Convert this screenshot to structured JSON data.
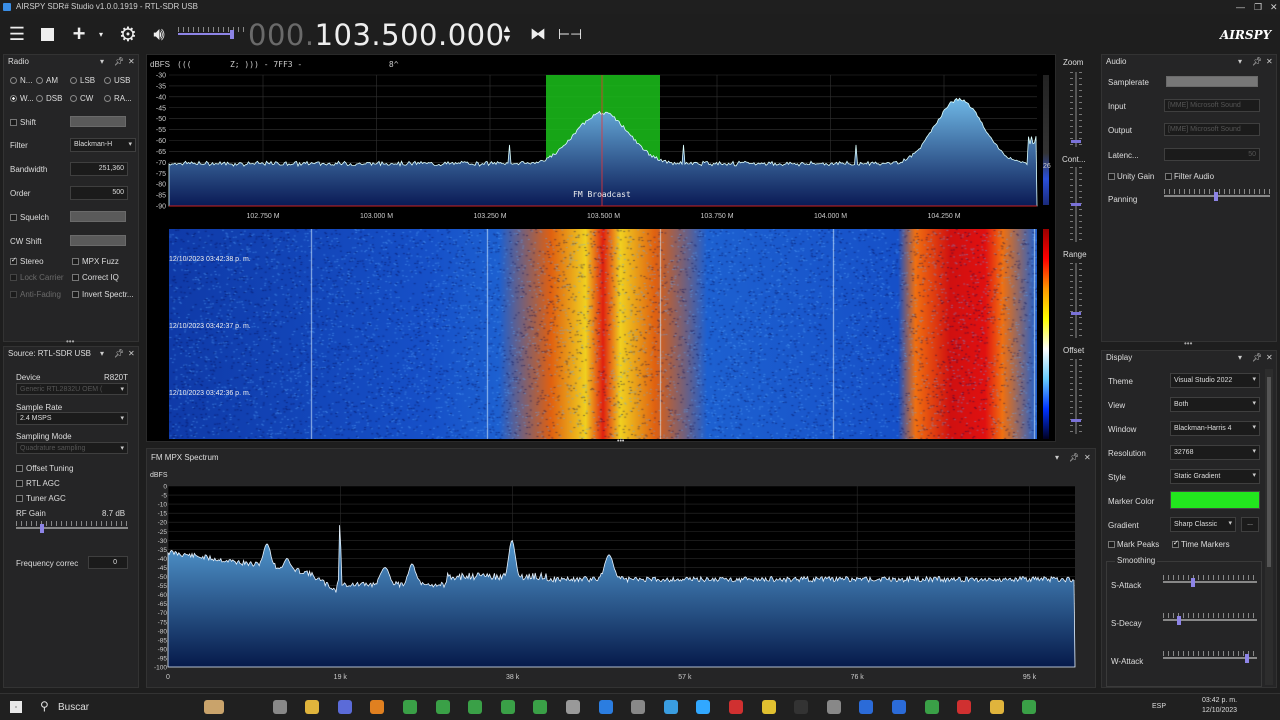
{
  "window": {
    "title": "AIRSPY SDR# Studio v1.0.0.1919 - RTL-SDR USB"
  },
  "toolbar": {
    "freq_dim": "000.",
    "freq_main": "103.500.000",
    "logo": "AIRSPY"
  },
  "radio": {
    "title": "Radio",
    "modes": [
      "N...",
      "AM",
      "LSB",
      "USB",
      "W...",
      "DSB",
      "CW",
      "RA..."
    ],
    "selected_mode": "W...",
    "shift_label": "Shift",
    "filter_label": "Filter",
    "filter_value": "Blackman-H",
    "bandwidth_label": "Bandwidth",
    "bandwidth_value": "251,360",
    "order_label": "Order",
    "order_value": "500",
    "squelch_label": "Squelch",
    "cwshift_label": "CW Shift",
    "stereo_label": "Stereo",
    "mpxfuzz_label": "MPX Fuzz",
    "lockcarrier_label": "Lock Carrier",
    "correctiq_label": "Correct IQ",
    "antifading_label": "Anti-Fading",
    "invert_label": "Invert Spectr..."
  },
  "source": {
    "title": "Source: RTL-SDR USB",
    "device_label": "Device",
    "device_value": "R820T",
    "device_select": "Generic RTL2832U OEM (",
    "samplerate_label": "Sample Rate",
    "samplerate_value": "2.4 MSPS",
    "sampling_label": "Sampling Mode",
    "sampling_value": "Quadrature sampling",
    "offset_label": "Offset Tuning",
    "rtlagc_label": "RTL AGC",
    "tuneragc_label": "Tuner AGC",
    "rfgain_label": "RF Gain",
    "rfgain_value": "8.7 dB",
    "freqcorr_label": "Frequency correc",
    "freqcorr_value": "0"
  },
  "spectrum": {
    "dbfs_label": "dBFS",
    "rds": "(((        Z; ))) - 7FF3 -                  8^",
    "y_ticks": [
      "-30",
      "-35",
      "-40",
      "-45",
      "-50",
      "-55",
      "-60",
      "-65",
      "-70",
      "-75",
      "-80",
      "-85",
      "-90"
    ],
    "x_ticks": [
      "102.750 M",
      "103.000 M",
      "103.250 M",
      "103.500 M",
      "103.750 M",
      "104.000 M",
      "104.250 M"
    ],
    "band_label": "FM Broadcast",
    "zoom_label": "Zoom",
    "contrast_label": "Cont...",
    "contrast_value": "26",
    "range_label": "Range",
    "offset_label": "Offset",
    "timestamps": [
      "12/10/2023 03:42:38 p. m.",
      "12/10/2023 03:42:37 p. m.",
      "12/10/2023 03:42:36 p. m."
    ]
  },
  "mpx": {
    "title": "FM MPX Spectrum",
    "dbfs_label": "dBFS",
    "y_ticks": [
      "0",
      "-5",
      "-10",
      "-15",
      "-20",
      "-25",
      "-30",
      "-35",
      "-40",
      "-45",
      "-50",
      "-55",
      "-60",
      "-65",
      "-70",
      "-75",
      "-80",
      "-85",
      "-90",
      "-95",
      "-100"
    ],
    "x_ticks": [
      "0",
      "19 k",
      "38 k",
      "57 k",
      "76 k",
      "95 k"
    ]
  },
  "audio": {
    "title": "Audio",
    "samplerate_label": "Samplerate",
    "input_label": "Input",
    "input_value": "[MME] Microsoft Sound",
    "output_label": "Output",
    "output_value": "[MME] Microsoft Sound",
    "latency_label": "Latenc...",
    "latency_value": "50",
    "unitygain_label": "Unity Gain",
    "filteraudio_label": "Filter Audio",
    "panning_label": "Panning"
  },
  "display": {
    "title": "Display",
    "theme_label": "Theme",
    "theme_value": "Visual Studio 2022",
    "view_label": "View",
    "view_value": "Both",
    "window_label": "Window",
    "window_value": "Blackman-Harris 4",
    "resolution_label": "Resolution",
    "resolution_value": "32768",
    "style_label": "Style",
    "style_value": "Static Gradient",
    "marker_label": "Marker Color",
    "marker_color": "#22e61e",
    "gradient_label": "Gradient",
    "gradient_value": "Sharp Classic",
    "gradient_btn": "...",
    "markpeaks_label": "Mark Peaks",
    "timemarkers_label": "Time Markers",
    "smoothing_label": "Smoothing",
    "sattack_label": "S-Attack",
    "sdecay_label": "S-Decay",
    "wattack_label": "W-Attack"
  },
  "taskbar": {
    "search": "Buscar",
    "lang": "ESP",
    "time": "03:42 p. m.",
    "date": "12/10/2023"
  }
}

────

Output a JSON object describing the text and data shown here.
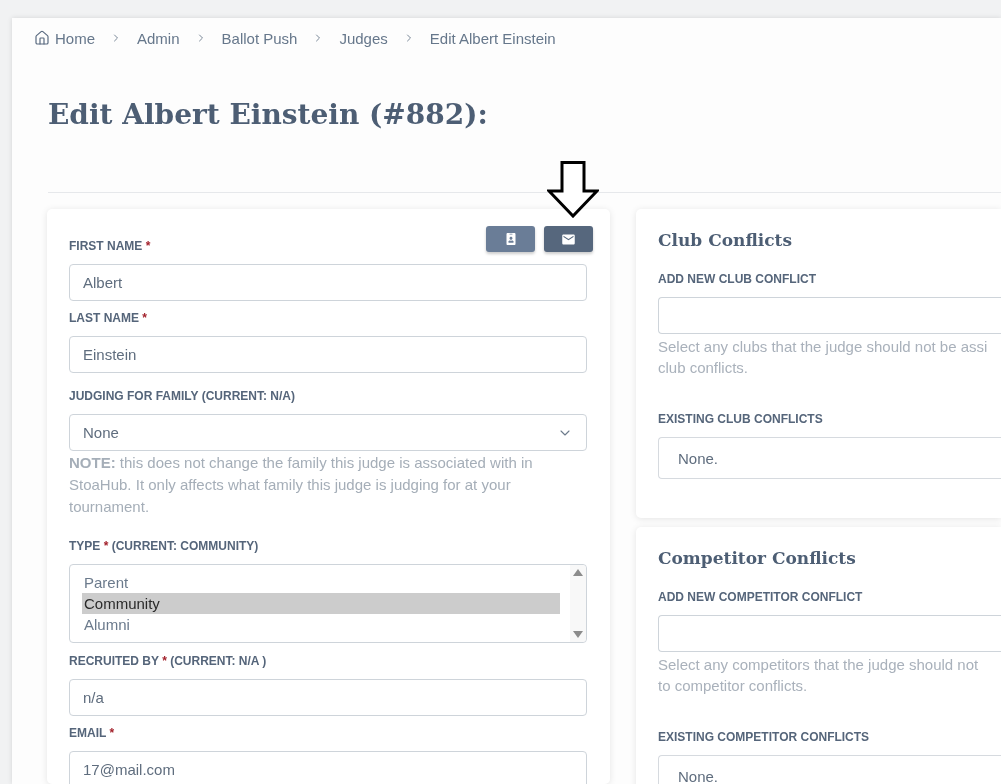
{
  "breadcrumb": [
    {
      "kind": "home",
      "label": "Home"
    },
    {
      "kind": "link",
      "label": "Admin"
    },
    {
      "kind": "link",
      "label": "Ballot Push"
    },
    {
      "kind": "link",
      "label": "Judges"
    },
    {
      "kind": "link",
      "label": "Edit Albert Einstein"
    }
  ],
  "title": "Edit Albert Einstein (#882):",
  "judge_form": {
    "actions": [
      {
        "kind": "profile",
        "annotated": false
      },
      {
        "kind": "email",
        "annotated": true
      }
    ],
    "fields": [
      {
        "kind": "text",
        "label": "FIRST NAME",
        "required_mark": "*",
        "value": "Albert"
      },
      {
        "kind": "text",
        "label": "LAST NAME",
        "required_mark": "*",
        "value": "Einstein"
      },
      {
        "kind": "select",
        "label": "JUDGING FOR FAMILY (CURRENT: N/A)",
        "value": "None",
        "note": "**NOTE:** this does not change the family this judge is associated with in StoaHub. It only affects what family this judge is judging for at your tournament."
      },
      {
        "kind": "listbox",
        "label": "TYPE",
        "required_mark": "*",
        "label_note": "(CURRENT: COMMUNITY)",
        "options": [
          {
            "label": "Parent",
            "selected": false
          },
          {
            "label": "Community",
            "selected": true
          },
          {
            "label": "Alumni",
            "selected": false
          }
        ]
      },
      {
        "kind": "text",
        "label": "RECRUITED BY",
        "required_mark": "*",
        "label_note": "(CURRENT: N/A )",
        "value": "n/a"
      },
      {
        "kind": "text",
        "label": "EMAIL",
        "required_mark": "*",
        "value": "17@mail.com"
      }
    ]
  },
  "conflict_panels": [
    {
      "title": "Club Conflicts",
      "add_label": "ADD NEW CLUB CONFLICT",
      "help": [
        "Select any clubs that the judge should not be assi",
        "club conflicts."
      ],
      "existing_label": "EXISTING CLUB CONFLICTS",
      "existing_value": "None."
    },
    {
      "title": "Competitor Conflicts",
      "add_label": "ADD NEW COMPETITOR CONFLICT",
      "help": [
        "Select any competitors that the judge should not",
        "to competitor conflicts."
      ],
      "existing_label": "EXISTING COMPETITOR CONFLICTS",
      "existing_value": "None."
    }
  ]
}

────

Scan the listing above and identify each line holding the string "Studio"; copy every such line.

    "title": "AIRSPY SDR# Studio v1.0.0.1919 - RTL-SDR USB"
    "theme_value": "Visual Studio 2022",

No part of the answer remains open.